3. Turn Down the Water Heater:  I love a nice hot shower, and my current temperature setting along with most homeowners is 140 degrees.  By turning this down to 120 degrees, you can expect between 5-10% savings on your heating costs.  Do you feel like you don't even need a tank?  Do some research on a tankless water heater or go solar!  If you decide to buy a new water heater, make sure you take advantage of the federal tax credit that will pay up to 30% of the purchase price of a solar water heater or up to $1,500 for a conventional heater. 

4. Use Alternative Energy Technologies:  This one isn't for everyone, but hey, it can make a huge impact on the money you spend on energy!  Use solar panels or geothermal heating and cooling, or even small wind turbines.  There are numerous sources online where you can do research on each of the options available.  There are various local, state and federal tax incentives that exist to encourage the use of these alternative energy technologies.  Many tax credits cap at $1,500, however, for the alternative energy methods, 30% of the total cost is credited back with no cap on the amount!

5. Install a Programmable Thermostat:  This is really just a no brainer.  Remember the time you were freezing and turned the heat up to 75 and then forgot to turn it down before you left for two days?  Well, I've done it, too, and this is the ideal solution.  You can purchase a programmable thermostat for as little as $50 for a return of on average $180 per year.  For every degree that you turn the heat down, expect between 1-3% savings on your heating and cooling costs.  There are several options out there, hop online with a cup of tea and find the one that's right for your needs.

6. Check Your Furnace: A professional can come and check for carbon monoxide leaks, they will check and replace filters, inspect gas lines and the operation of the blower/fan.  During this inspection, pick the brain of the inspector and see what they advise you to do to keep the furnace in tip top shape.  Check your filters monthly, as dirty filters can suck up extra money in energy costs.  There are alternatives to the traditional disposable filters, one of them is a permanent filter which reduces waste and hassle.  Disposable filters only trap between 10-40% of debris, while the permanent electrostatic filters can trap up to 88%, pretty significant.  In addition, these permanent filters are better at combating bacteria, mold, viruses and pollen.
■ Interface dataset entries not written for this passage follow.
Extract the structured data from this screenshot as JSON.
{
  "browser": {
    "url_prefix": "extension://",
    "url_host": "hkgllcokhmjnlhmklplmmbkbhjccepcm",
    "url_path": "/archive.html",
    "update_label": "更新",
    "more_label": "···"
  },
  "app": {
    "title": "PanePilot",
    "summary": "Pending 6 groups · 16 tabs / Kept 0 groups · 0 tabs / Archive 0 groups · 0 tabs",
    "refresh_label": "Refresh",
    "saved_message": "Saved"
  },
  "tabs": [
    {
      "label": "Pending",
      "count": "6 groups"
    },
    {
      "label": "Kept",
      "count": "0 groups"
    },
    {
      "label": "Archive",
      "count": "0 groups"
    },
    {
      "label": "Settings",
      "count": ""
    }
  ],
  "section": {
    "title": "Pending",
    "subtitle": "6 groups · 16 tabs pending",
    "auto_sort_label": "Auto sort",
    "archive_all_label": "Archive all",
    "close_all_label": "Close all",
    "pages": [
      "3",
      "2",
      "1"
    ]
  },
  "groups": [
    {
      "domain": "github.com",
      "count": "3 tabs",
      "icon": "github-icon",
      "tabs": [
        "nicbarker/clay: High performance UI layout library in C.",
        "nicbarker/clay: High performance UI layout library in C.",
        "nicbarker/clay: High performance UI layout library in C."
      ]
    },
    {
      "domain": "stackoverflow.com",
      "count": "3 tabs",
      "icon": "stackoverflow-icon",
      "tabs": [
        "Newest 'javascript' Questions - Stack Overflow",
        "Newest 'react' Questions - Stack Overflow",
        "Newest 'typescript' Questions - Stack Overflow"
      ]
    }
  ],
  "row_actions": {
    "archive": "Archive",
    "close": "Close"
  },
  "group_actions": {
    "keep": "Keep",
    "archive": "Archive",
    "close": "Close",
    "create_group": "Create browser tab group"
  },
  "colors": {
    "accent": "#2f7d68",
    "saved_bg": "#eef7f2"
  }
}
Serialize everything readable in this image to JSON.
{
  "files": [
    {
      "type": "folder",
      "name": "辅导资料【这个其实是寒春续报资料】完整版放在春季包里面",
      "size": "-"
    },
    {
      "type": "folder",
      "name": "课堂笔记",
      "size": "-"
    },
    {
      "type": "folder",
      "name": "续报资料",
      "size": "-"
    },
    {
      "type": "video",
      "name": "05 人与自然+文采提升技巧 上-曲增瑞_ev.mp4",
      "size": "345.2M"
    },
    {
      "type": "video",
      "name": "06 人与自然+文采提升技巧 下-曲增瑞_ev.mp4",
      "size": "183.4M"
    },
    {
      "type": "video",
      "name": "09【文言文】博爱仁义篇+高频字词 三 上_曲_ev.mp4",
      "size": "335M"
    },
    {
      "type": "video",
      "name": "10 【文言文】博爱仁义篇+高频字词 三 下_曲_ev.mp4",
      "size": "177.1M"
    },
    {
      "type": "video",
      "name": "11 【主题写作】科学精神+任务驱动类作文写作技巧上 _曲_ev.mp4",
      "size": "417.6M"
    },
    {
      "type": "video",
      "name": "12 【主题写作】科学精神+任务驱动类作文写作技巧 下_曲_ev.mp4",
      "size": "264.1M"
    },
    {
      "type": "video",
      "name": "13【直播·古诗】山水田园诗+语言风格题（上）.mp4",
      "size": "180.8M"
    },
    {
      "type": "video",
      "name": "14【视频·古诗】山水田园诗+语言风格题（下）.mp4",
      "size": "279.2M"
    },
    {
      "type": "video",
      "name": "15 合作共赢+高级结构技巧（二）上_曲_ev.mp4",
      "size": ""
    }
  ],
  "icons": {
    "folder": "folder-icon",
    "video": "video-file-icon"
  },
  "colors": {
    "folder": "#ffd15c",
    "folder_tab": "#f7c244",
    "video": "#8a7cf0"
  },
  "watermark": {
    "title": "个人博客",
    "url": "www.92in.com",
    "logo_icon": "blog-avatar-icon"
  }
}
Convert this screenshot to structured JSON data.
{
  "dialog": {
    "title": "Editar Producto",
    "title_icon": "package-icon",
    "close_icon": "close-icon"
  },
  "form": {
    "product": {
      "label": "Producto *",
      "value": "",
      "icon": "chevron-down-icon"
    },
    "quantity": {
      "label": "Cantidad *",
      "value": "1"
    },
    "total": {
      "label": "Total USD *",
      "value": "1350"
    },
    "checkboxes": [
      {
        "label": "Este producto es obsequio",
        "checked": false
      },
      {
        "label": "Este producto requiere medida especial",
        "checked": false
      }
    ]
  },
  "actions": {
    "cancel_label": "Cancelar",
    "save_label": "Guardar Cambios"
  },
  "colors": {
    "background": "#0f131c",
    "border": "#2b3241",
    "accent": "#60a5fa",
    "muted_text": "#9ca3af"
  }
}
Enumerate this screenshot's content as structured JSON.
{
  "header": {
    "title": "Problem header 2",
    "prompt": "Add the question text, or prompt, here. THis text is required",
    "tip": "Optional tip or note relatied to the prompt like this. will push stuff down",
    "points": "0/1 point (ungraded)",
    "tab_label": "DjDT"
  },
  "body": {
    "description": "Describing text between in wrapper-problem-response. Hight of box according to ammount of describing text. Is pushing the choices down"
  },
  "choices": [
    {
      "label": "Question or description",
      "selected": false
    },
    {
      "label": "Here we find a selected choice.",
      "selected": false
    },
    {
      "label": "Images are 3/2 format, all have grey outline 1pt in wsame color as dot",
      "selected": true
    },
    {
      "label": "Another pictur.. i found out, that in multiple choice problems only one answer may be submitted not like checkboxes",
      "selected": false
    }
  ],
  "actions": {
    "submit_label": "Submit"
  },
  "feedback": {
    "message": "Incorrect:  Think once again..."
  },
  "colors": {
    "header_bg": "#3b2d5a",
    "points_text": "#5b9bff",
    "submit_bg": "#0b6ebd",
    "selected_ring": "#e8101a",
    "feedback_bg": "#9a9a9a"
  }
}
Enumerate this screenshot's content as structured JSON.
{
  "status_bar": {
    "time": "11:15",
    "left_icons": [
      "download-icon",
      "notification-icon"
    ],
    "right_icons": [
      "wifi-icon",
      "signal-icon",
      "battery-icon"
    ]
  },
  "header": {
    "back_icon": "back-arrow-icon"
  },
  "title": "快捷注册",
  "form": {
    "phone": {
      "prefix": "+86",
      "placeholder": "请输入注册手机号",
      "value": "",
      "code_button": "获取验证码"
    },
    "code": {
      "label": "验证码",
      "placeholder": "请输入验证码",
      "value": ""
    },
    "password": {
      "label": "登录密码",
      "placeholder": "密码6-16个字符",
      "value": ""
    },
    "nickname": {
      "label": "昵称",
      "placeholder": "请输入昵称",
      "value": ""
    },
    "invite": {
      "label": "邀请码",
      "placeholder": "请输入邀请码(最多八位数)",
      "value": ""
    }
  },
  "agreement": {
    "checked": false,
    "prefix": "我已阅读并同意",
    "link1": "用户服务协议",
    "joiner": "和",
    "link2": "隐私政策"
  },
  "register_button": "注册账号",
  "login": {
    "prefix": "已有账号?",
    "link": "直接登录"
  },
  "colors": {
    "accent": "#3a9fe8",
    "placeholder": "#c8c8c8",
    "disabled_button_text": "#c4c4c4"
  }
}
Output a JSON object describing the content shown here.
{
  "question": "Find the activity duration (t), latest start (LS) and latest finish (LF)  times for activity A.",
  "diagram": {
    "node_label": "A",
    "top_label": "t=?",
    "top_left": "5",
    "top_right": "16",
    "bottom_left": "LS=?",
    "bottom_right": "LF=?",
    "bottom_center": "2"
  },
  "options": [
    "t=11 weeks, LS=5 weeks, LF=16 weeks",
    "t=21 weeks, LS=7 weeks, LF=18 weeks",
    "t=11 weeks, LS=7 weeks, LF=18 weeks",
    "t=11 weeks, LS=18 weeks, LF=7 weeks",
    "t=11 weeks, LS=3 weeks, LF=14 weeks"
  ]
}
7. Insulate Pipes and Outdoor Spigots: Take some time to wrap your exposed pipes with pipe insulation or sleeving.  Areas to pay special attention to are pipes that are exposed in the garage, under sinks, in the attic and in the crawl space of your home, these pipes are at greater risk of freezing.  Use insulated covers on outdoor water spigots and be sure to turn off the water source to the spigots.